Assignment:
Please reproduce the entries exactly, skipping each picture.

Extracted records:
+++

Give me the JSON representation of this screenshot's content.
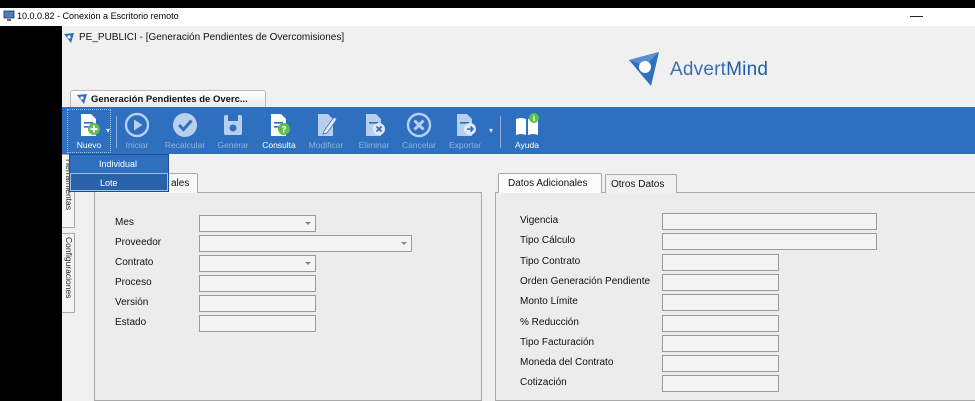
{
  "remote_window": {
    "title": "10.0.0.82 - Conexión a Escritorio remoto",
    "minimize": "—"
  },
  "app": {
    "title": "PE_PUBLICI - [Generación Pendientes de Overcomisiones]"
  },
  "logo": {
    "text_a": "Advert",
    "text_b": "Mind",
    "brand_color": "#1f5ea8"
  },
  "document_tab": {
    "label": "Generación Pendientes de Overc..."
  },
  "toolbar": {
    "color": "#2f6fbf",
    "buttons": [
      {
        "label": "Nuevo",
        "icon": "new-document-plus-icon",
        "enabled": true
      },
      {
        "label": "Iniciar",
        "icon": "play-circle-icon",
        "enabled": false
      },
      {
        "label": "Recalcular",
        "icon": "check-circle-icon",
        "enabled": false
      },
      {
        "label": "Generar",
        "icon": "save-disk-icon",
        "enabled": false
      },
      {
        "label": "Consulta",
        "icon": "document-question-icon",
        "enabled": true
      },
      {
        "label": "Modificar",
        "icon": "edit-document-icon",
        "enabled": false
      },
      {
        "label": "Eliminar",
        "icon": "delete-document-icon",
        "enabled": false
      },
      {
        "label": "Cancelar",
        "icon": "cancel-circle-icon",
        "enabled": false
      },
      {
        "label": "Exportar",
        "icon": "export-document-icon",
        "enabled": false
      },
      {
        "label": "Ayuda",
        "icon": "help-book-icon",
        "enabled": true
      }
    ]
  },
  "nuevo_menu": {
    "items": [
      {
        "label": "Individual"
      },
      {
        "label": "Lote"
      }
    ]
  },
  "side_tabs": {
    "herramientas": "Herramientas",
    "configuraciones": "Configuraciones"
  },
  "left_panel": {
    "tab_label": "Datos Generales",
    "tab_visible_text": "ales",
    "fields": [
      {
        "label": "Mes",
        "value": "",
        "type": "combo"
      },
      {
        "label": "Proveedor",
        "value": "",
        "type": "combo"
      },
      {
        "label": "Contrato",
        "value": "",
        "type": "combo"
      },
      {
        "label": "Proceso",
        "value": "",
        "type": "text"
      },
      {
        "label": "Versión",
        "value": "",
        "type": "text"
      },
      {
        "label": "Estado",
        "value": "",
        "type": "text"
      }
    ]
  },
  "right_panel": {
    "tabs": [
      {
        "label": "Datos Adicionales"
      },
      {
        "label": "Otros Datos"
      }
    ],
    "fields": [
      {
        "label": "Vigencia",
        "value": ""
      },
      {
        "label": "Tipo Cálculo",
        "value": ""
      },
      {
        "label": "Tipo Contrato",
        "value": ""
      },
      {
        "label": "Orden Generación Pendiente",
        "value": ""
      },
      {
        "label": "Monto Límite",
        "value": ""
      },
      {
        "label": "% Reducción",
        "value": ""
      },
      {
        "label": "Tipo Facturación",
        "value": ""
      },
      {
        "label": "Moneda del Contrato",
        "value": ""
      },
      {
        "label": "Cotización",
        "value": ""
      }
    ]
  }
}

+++

Written response:
Give me the JSON representation of this screenshot's content.
{
  "remote_window": {
    "title": "10.0.0.82 - Conexión a Escritorio remoto",
    "minimize": "—"
  },
  "app": {
    "title": "PE_PUBLICI - [Generación Pendientes de Overcomisiones]"
  },
  "logo": {
    "text_a": "Advert",
    "text_b": "Mind",
    "brand_color": "#1f5ea8"
  },
  "document_tab": {
    "label": "Generación Pendientes de Overc..."
  },
  "toolbar": {
    "color": "#2f6fbf",
    "buttons": [
      {
        "label": "Nuevo",
        "icon": "new-document-plus-icon",
        "enabled": true
      },
      {
        "label": "Iniciar",
        "icon": "play-circle-icon",
        "enabled": false
      },
      {
        "label": "Recalcular",
        "icon": "check-circle-icon",
        "enabled": false
      },
      {
        "label": "Generar",
        "icon": "save-disk-icon",
        "enabled": false
      },
      {
        "label": "Consulta",
        "icon": "document-question-icon",
        "enabled": true
      },
      {
        "label": "Modificar",
        "icon": "edit-document-icon",
        "enabled": false
      },
      {
        "label": "Eliminar",
        "icon": "delete-document-icon",
        "enabled": false
      },
      {
        "label": "Cancelar",
        "icon": "cancel-circle-icon",
        "enabled": false
      },
      {
        "label": "Exportar",
        "icon": "export-document-icon",
        "enabled": false
      },
      {
        "label": "Ayuda",
        "icon": "help-book-icon",
        "enabled": true
      }
    ]
  },
  "nuevo_menu": {
    "items": [
      {
        "label": "Individual"
      },
      {
        "label": "Lote"
      }
    ]
  },
  "side_tabs": {
    "herramientas": "Herramientas",
    "configuraciones": "Configuraciones"
  },
  "left_panel": {
    "tab_label": "Datos Generales",
    "tab_visible_text": "ales",
    "fields": [
      {
        "label": "Mes",
        "value": "",
        "type": "combo"
      },
      {
        "label": "Proveedor",
        "value": "",
        "type": "combo"
      },
      {
        "label": "Contrato",
        "value": "",
        "type": "combo"
      },
      {
        "label": "Proceso",
        "value": "",
        "type": "text"
      },
      {
        "label": "Versión",
        "value": "",
        "type": "text"
      },
      {
        "label": "Estado",
        "value": "",
        "type": "text"
      }
    ]
  },
  "right_panel": {
    "tabs": [
      {
        "label": "Datos Adicionales"
      },
      {
        "label": "Otros Datos"
      }
    ],
    "fields": [
      {
        "label": "Vigencia",
        "value": ""
      },
      {
        "label": "Tipo Cálculo",
        "value": ""
      },
      {
        "label": "Tipo Contrato",
        "value": ""
      },
      {
        "label": "Orden Generación Pendiente",
        "value": ""
      },
      {
        "label": "Monto Límite",
        "value": ""
      },
      {
        "label": "% Reducción",
        "value": ""
      },
      {
        "label": "Tipo Facturación",
        "value": ""
      },
      {
        "label": "Moneda del Contrato",
        "value": ""
      },
      {
        "label": "Cotización",
        "value": ""
      }
    ]
  }
}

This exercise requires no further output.